▸ **Problem to solve**
Here the job is to restate every entry word for word.

▸ **Collected data entries**
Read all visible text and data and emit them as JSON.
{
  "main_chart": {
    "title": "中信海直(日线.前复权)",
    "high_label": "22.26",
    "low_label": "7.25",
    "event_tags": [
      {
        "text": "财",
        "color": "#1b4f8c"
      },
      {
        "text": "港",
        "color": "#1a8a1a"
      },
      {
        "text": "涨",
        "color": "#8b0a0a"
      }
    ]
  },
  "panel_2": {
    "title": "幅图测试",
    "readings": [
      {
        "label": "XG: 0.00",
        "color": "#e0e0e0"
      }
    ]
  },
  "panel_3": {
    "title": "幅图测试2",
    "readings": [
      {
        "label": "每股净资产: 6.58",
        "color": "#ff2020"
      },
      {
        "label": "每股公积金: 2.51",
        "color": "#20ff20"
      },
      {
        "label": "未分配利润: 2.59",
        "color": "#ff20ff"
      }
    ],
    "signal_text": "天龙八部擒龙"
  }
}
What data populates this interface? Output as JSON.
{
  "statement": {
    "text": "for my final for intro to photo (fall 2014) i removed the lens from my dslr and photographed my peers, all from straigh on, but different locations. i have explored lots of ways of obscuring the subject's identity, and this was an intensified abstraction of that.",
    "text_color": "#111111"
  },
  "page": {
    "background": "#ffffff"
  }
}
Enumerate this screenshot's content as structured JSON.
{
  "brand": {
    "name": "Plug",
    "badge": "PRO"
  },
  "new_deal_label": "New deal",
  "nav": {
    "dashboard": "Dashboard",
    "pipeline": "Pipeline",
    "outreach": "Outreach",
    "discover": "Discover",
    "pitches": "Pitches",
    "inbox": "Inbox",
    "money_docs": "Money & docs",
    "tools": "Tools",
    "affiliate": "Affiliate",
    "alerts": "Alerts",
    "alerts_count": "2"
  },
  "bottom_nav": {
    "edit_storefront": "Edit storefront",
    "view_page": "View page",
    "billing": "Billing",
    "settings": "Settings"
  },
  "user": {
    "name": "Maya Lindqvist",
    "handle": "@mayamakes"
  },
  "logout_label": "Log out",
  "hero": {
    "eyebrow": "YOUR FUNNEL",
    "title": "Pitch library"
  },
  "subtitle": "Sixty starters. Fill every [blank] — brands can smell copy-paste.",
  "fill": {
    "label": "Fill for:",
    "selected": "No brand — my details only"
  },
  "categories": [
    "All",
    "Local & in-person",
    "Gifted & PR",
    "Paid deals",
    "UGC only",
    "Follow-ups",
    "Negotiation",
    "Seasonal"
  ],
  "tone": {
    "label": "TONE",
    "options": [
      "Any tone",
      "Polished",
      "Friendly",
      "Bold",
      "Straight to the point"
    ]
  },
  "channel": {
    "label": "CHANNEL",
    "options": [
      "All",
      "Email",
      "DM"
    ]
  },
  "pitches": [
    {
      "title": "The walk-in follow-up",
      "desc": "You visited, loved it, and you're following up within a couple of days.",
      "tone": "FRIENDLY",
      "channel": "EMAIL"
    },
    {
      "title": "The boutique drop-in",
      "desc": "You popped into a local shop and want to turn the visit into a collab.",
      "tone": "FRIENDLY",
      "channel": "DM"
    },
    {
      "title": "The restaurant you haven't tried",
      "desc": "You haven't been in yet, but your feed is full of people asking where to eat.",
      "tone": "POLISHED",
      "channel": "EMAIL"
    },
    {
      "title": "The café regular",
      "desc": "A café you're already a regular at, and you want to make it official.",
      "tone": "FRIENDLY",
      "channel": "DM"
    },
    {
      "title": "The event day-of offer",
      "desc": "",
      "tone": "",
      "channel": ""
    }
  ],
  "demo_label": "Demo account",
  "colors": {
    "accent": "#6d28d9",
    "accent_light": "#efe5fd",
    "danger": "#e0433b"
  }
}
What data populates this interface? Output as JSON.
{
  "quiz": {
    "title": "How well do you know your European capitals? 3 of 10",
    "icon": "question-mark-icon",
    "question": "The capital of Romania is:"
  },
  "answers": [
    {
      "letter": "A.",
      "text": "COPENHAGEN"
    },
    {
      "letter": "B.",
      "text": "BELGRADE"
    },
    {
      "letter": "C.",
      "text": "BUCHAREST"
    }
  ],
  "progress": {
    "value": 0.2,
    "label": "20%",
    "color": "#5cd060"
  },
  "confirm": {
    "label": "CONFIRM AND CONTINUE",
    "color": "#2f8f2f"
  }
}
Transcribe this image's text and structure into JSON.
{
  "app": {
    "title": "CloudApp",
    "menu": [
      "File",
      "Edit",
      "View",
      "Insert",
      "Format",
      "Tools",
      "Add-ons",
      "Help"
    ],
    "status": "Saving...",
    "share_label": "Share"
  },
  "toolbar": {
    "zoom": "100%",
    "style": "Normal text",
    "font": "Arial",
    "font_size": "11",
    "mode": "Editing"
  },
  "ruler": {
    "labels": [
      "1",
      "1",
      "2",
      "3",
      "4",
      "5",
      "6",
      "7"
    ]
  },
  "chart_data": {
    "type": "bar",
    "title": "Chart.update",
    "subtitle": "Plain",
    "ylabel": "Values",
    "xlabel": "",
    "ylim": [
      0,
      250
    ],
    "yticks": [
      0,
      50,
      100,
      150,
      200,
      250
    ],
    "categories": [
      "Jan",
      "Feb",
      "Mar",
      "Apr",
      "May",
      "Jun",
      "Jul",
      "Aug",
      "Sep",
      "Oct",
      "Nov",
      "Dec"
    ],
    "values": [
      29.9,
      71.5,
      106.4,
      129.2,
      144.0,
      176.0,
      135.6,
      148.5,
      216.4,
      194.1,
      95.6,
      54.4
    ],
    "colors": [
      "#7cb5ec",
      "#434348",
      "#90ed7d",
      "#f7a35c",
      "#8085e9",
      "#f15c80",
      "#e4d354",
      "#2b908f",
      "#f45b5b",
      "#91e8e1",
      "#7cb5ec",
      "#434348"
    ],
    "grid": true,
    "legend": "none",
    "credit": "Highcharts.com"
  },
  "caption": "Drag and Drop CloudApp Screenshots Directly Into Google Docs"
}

▸ **Task output**
Read all visible text and data and emit them as JSON.
{
  "main_chart": {
    "title": "中信海直(日线.前复权)",
    "high_label": "22.26",
    "low_label": "7.25",
    "event_tags": [
      {
        "text": "财",
        "color": "#1b4f8c"
      },
      {
        "text": "港",
        "color": "#1a8a1a"
      },
      {
        "text": "涨",
        "color": "#8b0a0a"
      }
    ]
  },
  "panel_2": {
    "title": "幅图测试",
    "readings": [
      {
        "label": "XG: 0.00",
        "color": "#e0e0e0"
      }
    ]
  },
  "panel_3": {
    "title": "幅图测试2",
    "readings": [
      {
        "label": "每股净资产: 6.58",
        "color": "#ff2020"
      },
      {
        "label": "每股公积金: 2.51",
        "color": "#20ff20"
      },
      {
        "label": "未分配利润: 2.59",
        "color": "#ff20ff"
      }
    ],
    "signal_text": "天龙八部擒龙"
  }
}
What data populates this interface? Output as JSON.
{
  "statement": {
    "text": "for my final for intro to photo (fall 2014) i removed the lens from my dslr and photographed my peers, all from straigh on, but different locations. i have explored lots of ways of obscuring the subject's identity, and this was an intensified abstraction of that.",
    "text_color": "#111111"
  },
  "page": {
    "background": "#ffffff"
  }
}
Enumerate this screenshot's content as structured JSON.
{
  "brand": {
    "name": "Plug",
    "badge": "PRO"
  },
  "new_deal_label": "New deal",
  "nav": {
    "dashboard": "Dashboard",
    "pipeline": "Pipeline",
    "outreach": "Outreach",
    "discover": "Discover",
    "pitches": "Pitches",
    "inbox": "Inbox",
    "money_docs": "Money & docs",
    "tools": "Tools",
    "affiliate": "Affiliate",
    "alerts": "Alerts",
    "alerts_count": "2"
  },
  "bottom_nav": {
    "edit_storefront": "Edit storefront",
    "view_page": "View page",
    "billing": "Billing",
    "settings": "Settings"
  },
  "user": {
    "name": "Maya Lindqvist",
    "handle": "@mayamakes"
  },
  "logout_label": "Log out",
  "hero": {
    "eyebrow": "YOUR FUNNEL",
    "title": "Pitch library"
  },
  "subtitle": "Sixty starters. Fill every [blank] — brands can smell copy-paste.",
  "fill": {
    "label": "Fill for:",
    "selected": "No brand — my details only"
  },
  "categories": [
    "All",
    "Local & in-person",
    "Gifted & PR",
    "Paid deals",
    "UGC only",
    "Follow-ups",
    "Negotiation",
    "Seasonal"
  ],
  "tone": {
    "label": "TONE",
    "options": [
      "Any tone",
      "Polished",
      "Friendly",
      "Bold",
      "Straight to the point"
    ]
  },
  "channel": {
    "label": "CHANNEL",
    "options": [
      "All",
      "Email",
      "DM"
    ]
  },
  "pitches": [
    {
      "title": "The walk-in follow-up",
      "desc": "You visited, loved it, and you're following up within a couple of days.",
      "tone": "FRIENDLY",
      "channel": "EMAIL"
    },
    {
      "title": "The boutique drop-in",
      "desc": "You popped into a local shop and want to turn the visit into a collab.",
      "tone": "FRIENDLY",
      "channel": "DM"
    },
    {
      "title": "The restaurant you haven't tried",
      "desc": "You haven't been in yet, but your feed is full of people asking where to eat.",
      "tone": "POLISHED",
      "channel": "EMAIL"
    },
    {
      "title": "The café regular",
      "desc": "A café you're already a regular at, and you want to make it official.",
      "tone": "FRIENDLY",
      "channel": "DM"
    },
    {
      "title": "The event day-of offer",
      "desc": "",
      "tone": "",
      "channel": ""
    }
  ],
  "demo_label": "Demo account",
  "colors": {
    "accent": "#6d28d9",
    "accent_light": "#efe5fd",
    "danger": "#e0433b"
  }
}
What data populates this interface? Output as JSON.
{
  "quiz": {
    "title": "How well do you know your European capitals? 3 of 10",
    "icon": "question-mark-icon",
    "question": "The capital of Romania is:"
  },
  "answers": [
    {
      "letter": "A.",
      "text": "COPENHAGEN"
    },
    {
      "letter": "B.",
      "text": "BELGRADE"
    },
    {
      "letter": "C.",
      "text": "BUCHAREST"
    }
  ],
  "progress": {
    "value": 0.2,
    "label": "20%",
    "color": "#5cd060"
  },
  "confirm": {
    "label": "CONFIRM AND CONTINUE",
    "color": "#2f8f2f"
  }
}
Transcribe this image's text and structure into JSON.
{
  "app": {
    "title": "CloudApp",
    "menu": [
      "File",
      "Edit",
      "View",
      "Insert",
      "Format",
      "Tools",
      "Add-ons",
      "Help"
    ],
    "status": "Saving...",
    "share_label": "Share"
  },
  "toolbar": {
    "zoom": "100%",
    "style": "Normal text",
    "font": "Arial",
    "font_size": "11",
    "mode": "Editing"
  },
  "ruler": {
    "labels": [
      "1",
      "1",
      "2",
      "3",
      "4",
      "5",
      "6",
      "7"
    ]
  },
  "chart_data": {
    "type": "bar",
    "title": "Chart.update",
    "subtitle": "Plain",
    "ylabel": "Values",
    "xlabel": "",
    "ylim": [
      0,
      250
    ],
    "yticks": [
      0,
      50,
      100,
      150,
      200,
      250
    ],
    "categories": [
      "Jan",
      "Feb",
      "Mar",
      "Apr",
      "May",
      "Jun",
      "Jul",
      "Aug",
      "Sep",
      "Oct",
      "Nov",
      "Dec"
    ],
    "values": [
      29.9,
      71.5,
      106.4,
      129.2,
      144.0,
      176.0,
      135.6,
      148.5,
      216.4,
      194.1,
      95.6,
      54.4
    ],
    "colors": [
      "#7cb5ec",
      "#434348",
      "#90ed7d",
      "#f7a35c",
      "#8085e9",
      "#f15c80",
      "#e4d354",
      "#2b908f",
      "#f45b5b",
      "#91e8e1",
      "#7cb5ec",
      "#434348"
    ],
    "grid": true,
    "legend": "none",
    "credit": "Highcharts.com"
  },
  "caption": "Drag and Drop CloudApp Screenshots Directly Into Google Docs"
}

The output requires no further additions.